How do you define luxury? According to a new study from Horizon Media, the U.S. media agency, the perception of luxury is changing dramatically. Most people will never reach the wealth of today’s one per cent – even ten per cent. The study, called New Codes of Luxury: Aspirational Shifts in North America, builds on previous studies they conducted, revealing a feeling that the promise that each generation will fare better than their parents is no longer attainable.
There is a growing resentment of the wealthy, and how that wealth is obtained. The pandemic, followed by the economic challenges most people face now, like choking inflation, a widening pay gap, loud movements like Occupy Wall Street, have re-shaped people’s definition of luxury. More than half of people across the U.S. and Canada see necessities like being debt-free, owning a home, or having money to retire, as luxuries. That’s especially true among Gen Zers.
Comfort No. 1
What’s emerging based on the study are three modes of luxury: Traditional Luxury, rooted in opulence, like expensive jewelry, fine watches, Italian sportscars; Contemporary Luxury, reflecting modern values favouring technology and sustainability, like electric vehicles, lifestyle brands cutting-edge technology; and Personal Luxury, a more recent mode, defined by the individual, and personal experience, and not brands, covering things like financial circumstances, life stage and social world.
Nearly half of people believe luxury is an intangible and subjective feeling.
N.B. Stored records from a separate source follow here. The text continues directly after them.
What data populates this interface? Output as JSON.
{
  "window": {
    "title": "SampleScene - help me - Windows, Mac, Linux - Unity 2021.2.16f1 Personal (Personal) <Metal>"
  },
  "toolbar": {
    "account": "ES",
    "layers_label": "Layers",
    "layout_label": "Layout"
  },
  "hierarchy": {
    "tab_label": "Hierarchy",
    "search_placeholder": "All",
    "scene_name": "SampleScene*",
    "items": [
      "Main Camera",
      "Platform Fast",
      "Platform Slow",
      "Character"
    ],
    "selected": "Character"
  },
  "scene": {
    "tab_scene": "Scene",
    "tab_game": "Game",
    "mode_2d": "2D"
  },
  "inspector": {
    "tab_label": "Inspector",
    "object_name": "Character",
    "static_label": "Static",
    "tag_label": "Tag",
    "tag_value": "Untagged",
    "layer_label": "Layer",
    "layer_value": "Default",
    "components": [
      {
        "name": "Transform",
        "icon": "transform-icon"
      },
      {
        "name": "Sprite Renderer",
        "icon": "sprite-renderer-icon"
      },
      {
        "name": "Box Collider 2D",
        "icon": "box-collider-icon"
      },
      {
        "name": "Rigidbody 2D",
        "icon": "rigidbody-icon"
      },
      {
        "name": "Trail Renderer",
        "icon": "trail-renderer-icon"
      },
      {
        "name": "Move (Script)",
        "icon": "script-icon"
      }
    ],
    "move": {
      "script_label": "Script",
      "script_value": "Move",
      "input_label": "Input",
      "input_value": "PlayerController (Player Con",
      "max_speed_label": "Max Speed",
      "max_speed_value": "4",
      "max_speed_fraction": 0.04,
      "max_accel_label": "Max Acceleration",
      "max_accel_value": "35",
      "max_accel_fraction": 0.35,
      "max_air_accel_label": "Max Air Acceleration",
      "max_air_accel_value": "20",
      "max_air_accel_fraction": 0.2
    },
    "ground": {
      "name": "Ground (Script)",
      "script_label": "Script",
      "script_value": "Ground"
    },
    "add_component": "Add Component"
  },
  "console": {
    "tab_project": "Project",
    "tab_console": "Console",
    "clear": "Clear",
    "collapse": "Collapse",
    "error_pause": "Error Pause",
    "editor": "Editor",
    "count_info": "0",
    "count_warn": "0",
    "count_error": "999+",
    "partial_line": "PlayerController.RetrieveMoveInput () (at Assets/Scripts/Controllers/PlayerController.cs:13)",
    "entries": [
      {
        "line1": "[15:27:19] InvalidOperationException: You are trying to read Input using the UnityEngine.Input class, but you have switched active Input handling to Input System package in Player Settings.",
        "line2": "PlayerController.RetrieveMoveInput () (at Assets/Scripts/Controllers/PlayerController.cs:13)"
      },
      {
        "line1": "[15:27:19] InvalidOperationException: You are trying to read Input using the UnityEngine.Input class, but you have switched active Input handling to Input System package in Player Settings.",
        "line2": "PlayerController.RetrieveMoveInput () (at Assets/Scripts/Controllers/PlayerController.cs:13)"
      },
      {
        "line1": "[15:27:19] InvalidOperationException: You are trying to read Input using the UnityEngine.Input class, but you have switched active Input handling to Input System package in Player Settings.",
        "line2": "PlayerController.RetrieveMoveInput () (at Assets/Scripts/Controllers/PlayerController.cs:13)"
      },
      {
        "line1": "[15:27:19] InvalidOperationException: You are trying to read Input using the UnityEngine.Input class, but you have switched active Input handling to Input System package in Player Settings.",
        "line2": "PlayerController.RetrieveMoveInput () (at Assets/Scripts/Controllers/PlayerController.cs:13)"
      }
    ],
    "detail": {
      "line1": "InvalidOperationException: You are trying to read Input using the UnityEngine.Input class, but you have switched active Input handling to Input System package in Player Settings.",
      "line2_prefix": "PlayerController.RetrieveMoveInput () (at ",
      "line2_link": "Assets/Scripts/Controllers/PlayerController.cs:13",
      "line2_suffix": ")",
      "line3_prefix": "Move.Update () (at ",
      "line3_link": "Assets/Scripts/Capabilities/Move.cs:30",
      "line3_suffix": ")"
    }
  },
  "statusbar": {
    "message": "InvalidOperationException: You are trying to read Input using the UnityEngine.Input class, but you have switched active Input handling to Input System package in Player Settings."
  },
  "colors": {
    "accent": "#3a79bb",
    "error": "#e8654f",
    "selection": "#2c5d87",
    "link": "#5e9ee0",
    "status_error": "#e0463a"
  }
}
Sixty-six per cent view luxury as an occasional treat, while 34 per cent see it as a daily self-indulgence. Respondents across the U.S. and Canada ranked Comfort as their top luxury attribute, consistently placing it at #1 in all surveyed categories, including Travel, Dining, Fashion, Groceries, Wellness, Auto, and Tech.
“In a world filled with uncertainty – whether global pandemics, mass shootings, war, climate events, inflation, economic uncertainty and beyond – comfort is now aspirational, and understanding what worries people will help brands lean into how they can help people find comfort in ways big and small,” said Maxine Gurevich, SVP of Cultural Intelligence of Horizon Media’s WHY Group. “This is critically true for luxury brands wanting to market to Gen Z, who are experiencing the most turmoil and therefore are looking for comfort and support in the brands with which they interact.”
How do you define luxury? Head here for the study.